Skip to main content

Coxeter, William (1767-81)

Coxeter, William, London and Oxford, u and cm (1767–81). Son of John Coxeter of Witney, Oxon., blanket maker. App. to Charles Westwood of London, upholder, 3 July 1760 and free of the Upholders’ Co. by servitude, 6 August 1767. In the following year he was living in the parish of St Michael's, Wood St and on 2 November 1768 married Elizabeth Marriatt of Witney at that town. By September 1774 he had established himself in Oxford and had a cabinet manufactory in New Inn Hall Lane. On 5 July 1776 he announced from this address the sale of the furniture and instruments of Richard Church. In October of that year a serious fire occurred at his workshop which was partially burnt down. His foreman had to be sent to the Radcliffe Infirmary with burns, and Coxeter estimated the loss of goods and tools at £300. In addition, property owned by a London victualler, Thomas Dawson, to the value of £254 was also destroyed. Neither were insured and a subscription list was opened which by the end of November had brought in £185 9s 3d. With this Coxeter was able to reimburse his workmen, William Whitmore, Daniel Shepherd, Edward Evans, Lewis Lewis and George Breakspear for their personal losses. The partially burnt out property was sold by auction in February 1777. Coxeter obviously learnt a lesson from this disaster and immediately took out insurance on his new premises in the High St near the New Market. In both 1776 and 1777 cover of £500 was taken out of which £350 and £450 respectively were in respect of utensils, stock and goods. In August 1778 he moved his workshops back to New Inn Hall Lane, and gave up the High St premises. Apart from his furniture manufacturing he appears to have been involved with the sale of house property. Bankrupt in late 1781. [GL, Upholders’ Co. records; Sun MS vol. 253, p. 337; vol. 259, p. 573; Bodleian index of Oxf. marriage bonds; Jackson's Oxford Journal, 3 September 1774, 5 July 1776, 21 October 1776, 7 February 1777, 7 January 1778, 26 August 1778, 10 April 1779, 16 April 1780; Gents Mag., December 1781]

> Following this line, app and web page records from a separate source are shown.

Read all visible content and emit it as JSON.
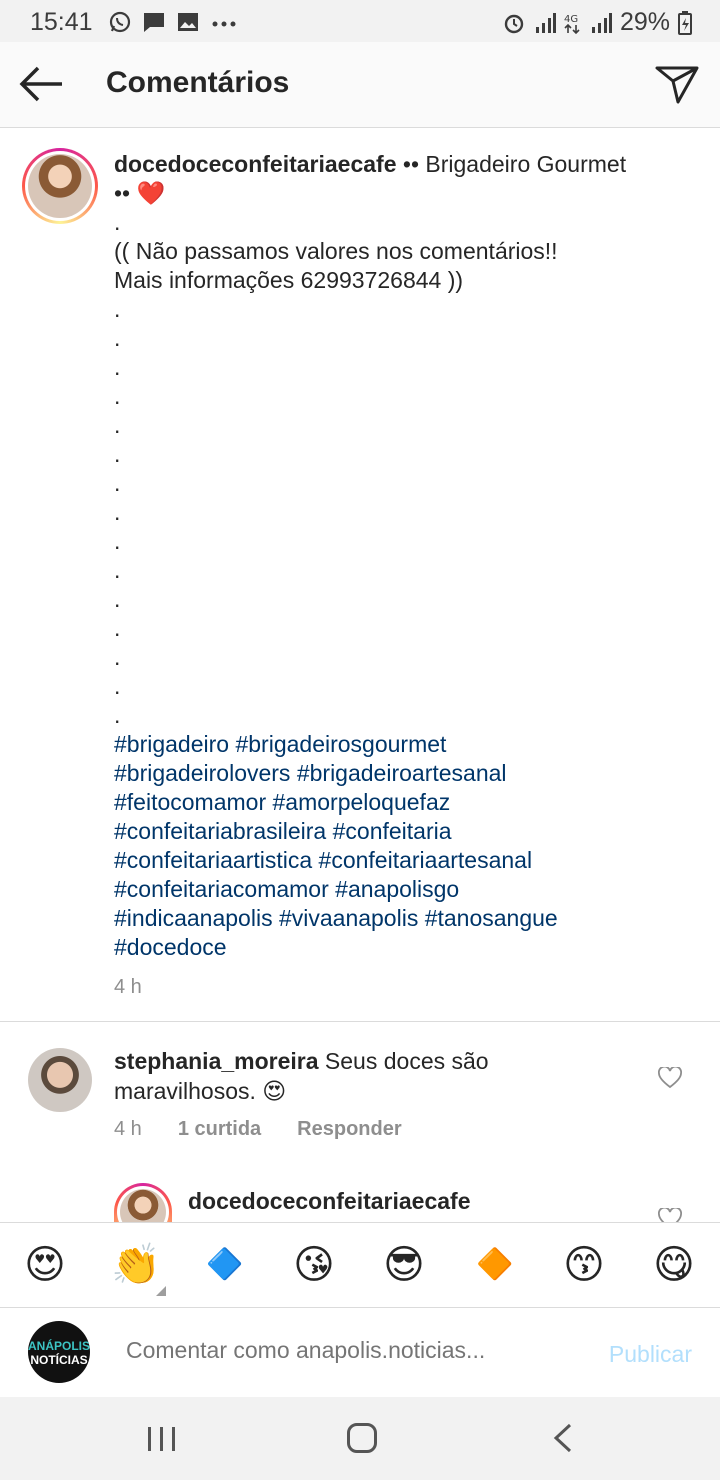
{
  "status_bar": {
    "time": "15:41",
    "left_icons": [
      "whatsapp-icon",
      "message-icon",
      "gallery-icon",
      "more-dots-icon"
    ],
    "right_icons": [
      "alarm-icon",
      "signal-icon",
      "4g-icon",
      "signal-icon"
    ],
    "battery": "29%"
  },
  "header": {
    "title": "Comentários",
    "back_icon": "arrow-left-icon",
    "send_icon": "paper-plane-icon"
  },
  "caption": {
    "username": "docedoceconfeitariaecafe",
    "first_text": " •• Brigadeiro Gourmet",
    "second_line": "•• ",
    "heart_emoji": "❤️",
    "text_lines": [
      ".",
      "(( Não passamos valores nos comentários!!",
      "Mais informações 62993726844 ))",
      ".",
      ".",
      ".",
      ".",
      ".",
      ".",
      ".",
      ".",
      ".",
      ".",
      ".",
      ".",
      ".",
      ".",
      "."
    ],
    "hashtag_lines": [
      "#brigadeiro #brigadeirosgourmet",
      "#brigadeirolovers #brigadeiroartesanal",
      "#feitocomamor #amorpeloquefaz",
      "#confeitariabrasileira #confeitaria",
      "#confeitariaartistica #confeitariaartesanal",
      "#confeitariacomamor #anapolisgo",
      "#indicaanapolis #vivaanapolis #tanosangue",
      "#docedoce"
    ],
    "time": "4 h"
  },
  "comments": [
    {
      "username": "stephania_moreira",
      "text": " Seus doces são",
      "text_line2": "maravilhosos. ",
      "emoji": "😍",
      "time": "4 h",
      "likes": "1 curtida",
      "reply_label": "Responder"
    }
  ],
  "reply": {
    "username": "docedoceconfeitariaecafe"
  },
  "emoji_bar": [
    "😍",
    "👏",
    "🔷",
    "😘",
    "😎",
    "🔶",
    "😙",
    "😋"
  ],
  "comment_input": {
    "avatar_text_1": "ANÁPOLIS",
    "avatar_text_2": "NOTÍCIAS",
    "placeholder": "Comentar como anapolis.noticias...",
    "publish_label": "Publicar"
  },
  "colors": {
    "hashtag": "#003569",
    "publish_disabled": "#b2dffc",
    "meta_gray": "#8e8e8e"
  }
}
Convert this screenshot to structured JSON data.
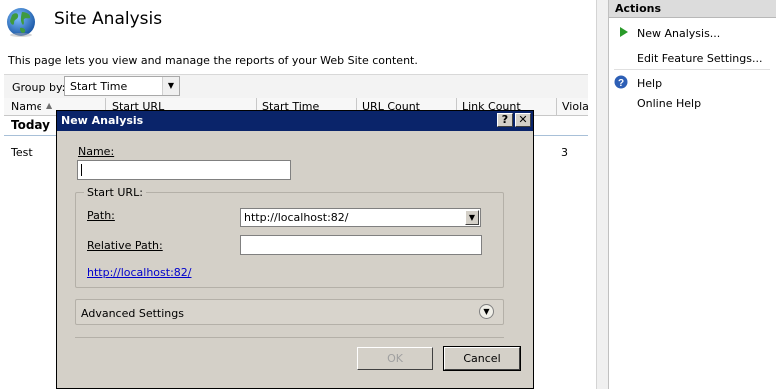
{
  "page": {
    "title": "Site Analysis",
    "description": "This page lets you view and manage the reports of your Web Site content."
  },
  "group_bar": {
    "label": "Group by:",
    "selected": "Start Time"
  },
  "grid": {
    "columns": [
      "Name",
      "Start URL",
      "Start Time",
      "URL Count",
      "Link Count",
      "Violat"
    ],
    "groups": [
      {
        "label": "Today",
        "rows": [
          {
            "name": "Test",
            "violations": "3"
          }
        ]
      }
    ]
  },
  "actions": {
    "title": "Actions",
    "items": [
      {
        "label": "New Analysis...",
        "icon": "play-icon"
      },
      {
        "label": "Edit Feature Settings...",
        "icon": ""
      },
      {
        "label": "Help",
        "icon": "help-icon"
      },
      {
        "label": "Online Help",
        "icon": ""
      }
    ]
  },
  "dialog": {
    "title": "New Analysis",
    "name_label": "Name:",
    "name_value": "",
    "start_url_group": "Start URL:",
    "path_label": "Path:",
    "path_value": "http://localhost:82/",
    "relative_path_label": "Relative Path:",
    "relative_path_value": "",
    "url_preview": "http://localhost:82/",
    "advanced_label": "Advanced Settings",
    "ok_label": "OK",
    "cancel_label": "Cancel",
    "help_glyph": "?",
    "close_glyph": "✕"
  },
  "colors": {
    "dialog_title_bg": "#0a246a",
    "dialog_bg": "#d4d0c8",
    "link": "#0000cc",
    "play_icon": "#2a9a2a"
  }
}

The original entry from Dictionary of English Furniture Makers, 1660-1840 can be found at British History Online.